Aim of the task:
Once you have read the data below, write it all out exactly.

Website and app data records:
########################################
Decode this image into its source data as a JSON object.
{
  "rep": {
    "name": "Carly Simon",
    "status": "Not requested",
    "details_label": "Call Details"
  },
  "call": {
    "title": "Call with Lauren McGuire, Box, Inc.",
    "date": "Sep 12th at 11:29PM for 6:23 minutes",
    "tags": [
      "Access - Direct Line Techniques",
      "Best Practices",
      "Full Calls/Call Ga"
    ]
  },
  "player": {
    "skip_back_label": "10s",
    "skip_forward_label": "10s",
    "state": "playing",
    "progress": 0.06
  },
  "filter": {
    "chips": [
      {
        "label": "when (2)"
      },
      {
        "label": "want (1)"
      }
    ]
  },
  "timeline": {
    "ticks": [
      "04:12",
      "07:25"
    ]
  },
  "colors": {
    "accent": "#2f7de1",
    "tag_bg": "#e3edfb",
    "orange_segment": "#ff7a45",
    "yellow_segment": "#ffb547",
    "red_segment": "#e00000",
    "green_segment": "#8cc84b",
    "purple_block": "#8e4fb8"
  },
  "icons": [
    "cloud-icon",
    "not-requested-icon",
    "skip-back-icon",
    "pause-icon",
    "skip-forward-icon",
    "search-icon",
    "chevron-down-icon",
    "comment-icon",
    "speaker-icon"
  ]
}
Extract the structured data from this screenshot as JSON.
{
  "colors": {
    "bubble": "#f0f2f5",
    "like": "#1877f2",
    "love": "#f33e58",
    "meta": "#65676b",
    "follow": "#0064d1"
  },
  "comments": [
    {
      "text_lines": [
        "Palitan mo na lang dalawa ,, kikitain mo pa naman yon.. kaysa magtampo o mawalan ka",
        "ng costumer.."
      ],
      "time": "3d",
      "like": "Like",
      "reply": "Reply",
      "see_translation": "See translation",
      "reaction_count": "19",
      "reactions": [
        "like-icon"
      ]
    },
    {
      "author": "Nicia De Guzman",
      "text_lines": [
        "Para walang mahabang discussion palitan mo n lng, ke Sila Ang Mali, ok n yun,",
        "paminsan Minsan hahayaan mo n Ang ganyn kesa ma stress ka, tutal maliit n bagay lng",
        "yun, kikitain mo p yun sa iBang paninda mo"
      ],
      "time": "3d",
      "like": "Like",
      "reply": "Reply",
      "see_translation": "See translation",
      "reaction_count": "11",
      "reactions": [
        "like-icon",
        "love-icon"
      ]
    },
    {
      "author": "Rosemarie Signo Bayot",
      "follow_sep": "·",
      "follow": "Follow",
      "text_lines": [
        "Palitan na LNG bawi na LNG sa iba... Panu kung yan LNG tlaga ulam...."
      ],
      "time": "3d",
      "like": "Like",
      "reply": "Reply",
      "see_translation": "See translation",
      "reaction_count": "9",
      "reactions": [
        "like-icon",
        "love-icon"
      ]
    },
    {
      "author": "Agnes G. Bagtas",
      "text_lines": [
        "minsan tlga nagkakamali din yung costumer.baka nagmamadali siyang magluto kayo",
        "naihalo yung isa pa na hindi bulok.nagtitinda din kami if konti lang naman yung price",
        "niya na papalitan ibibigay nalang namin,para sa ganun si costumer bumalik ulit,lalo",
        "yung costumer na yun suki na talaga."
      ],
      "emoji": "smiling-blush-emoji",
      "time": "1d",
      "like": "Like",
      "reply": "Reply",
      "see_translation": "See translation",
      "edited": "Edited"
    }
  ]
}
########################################
The completed task:
Decode this image into its source data as a JSON object.
{
  "rep": {
    "name": "Carly Simon",
    "status": "Not requested",
    "details_label": "Call Details"
  },
  "call": {
    "title": "Call with Lauren McGuire, Box, Inc.",
    "date": "Sep 12th at 11:29PM for 6:23 minutes",
    "tags": [
      "Access - Direct Line Techniques",
      "Best Practices",
      "Full Calls/Call Ga"
    ]
  },
  "player": {
    "skip_back_label": "10s",
    "skip_forward_label": "10s",
    "state": "playing",
    "progress": 0.06
  },
  "filter": {
    "chips": [
      {
        "label": "when (2)"
      },
      {
        "label": "want (1)"
      }
    ]
  },
  "timeline": {
    "ticks": [
      "04:12",
      "07:25"
    ]
  },
  "colors": {
    "accent": "#2f7de1",
    "tag_bg": "#e3edfb",
    "orange_segment": "#ff7a45",
    "yellow_segment": "#ffb547",
    "red_segment": "#e00000",
    "green_segment": "#8cc84b",
    "purple_block": "#8e4fb8"
  },
  "icons": [
    "cloud-icon",
    "not-requested-icon",
    "skip-back-icon",
    "pause-icon",
    "skip-forward-icon",
    "search-icon",
    "chevron-down-icon",
    "comment-icon",
    "speaker-icon"
  ]
}
Extract the structured data from this screenshot as JSON.
{
  "colors": {
    "bubble": "#f0f2f5",
    "like": "#1877f2",
    "love": "#f33e58",
    "meta": "#65676b",
    "follow": "#0064d1"
  },
  "comments": [
    {
      "text_lines": [
        "Palitan mo na lang dalawa ,, kikitain mo pa naman yon.. kaysa magtampo o mawalan ka",
        "ng costumer.."
      ],
      "time": "3d",
      "like": "Like",
      "reply": "Reply",
      "see_translation": "See translation",
      "reaction_count": "19",
      "reactions": [
        "like-icon"
      ]
    },
    {
      "author": "Nicia De Guzman",
      "text_lines": [
        "Para walang mahabang discussion palitan mo n lng, ke Sila Ang Mali, ok n yun,",
        "paminsan Minsan hahayaan mo n Ang ganyn kesa ma stress ka, tutal maliit n bagay lng",
        "yun, kikitain mo p yun sa iBang paninda mo"
      ],
      "time": "3d",
      "like": "Like",
      "reply": "Reply",
      "see_translation": "See translation",
      "reaction_count": "11",
      "reactions": [
        "like-icon",
        "love-icon"
      ]
    },
    {
      "author": "Rosemarie Signo Bayot",
      "follow_sep": "·",
      "follow": "Follow",
      "text_lines": [
        "Palitan na LNG bawi na LNG sa iba... Panu kung yan LNG tlaga ulam...."
      ],
      "time": "3d",
      "like": "Like",
      "reply": "Reply",
      "see_translation": "See translation",
      "reaction_count": "9",
      "reactions": [
        "like-icon",
        "love-icon"
      ]
    },
    {
      "author": "Agnes G. Bagtas",
      "text_lines": [
        "minsan tlga nagkakamali din yung costumer.baka nagmamadali siyang magluto kayo",
        "naihalo yung isa pa na hindi bulok.nagtitinda din kami if konti lang naman yung price",
        "niya na papalitan ibibigay nalang namin,para sa ganun si costumer bumalik ulit,lalo",
        "yung costumer na yun suki na talaga."
      ],
      "emoji": "smiling-blush-emoji",
      "time": "1d",
      "like": "Like",
      "reply": "Reply",
      "see_translation": "See translation",
      "edited": "Edited"
    }
  ]
}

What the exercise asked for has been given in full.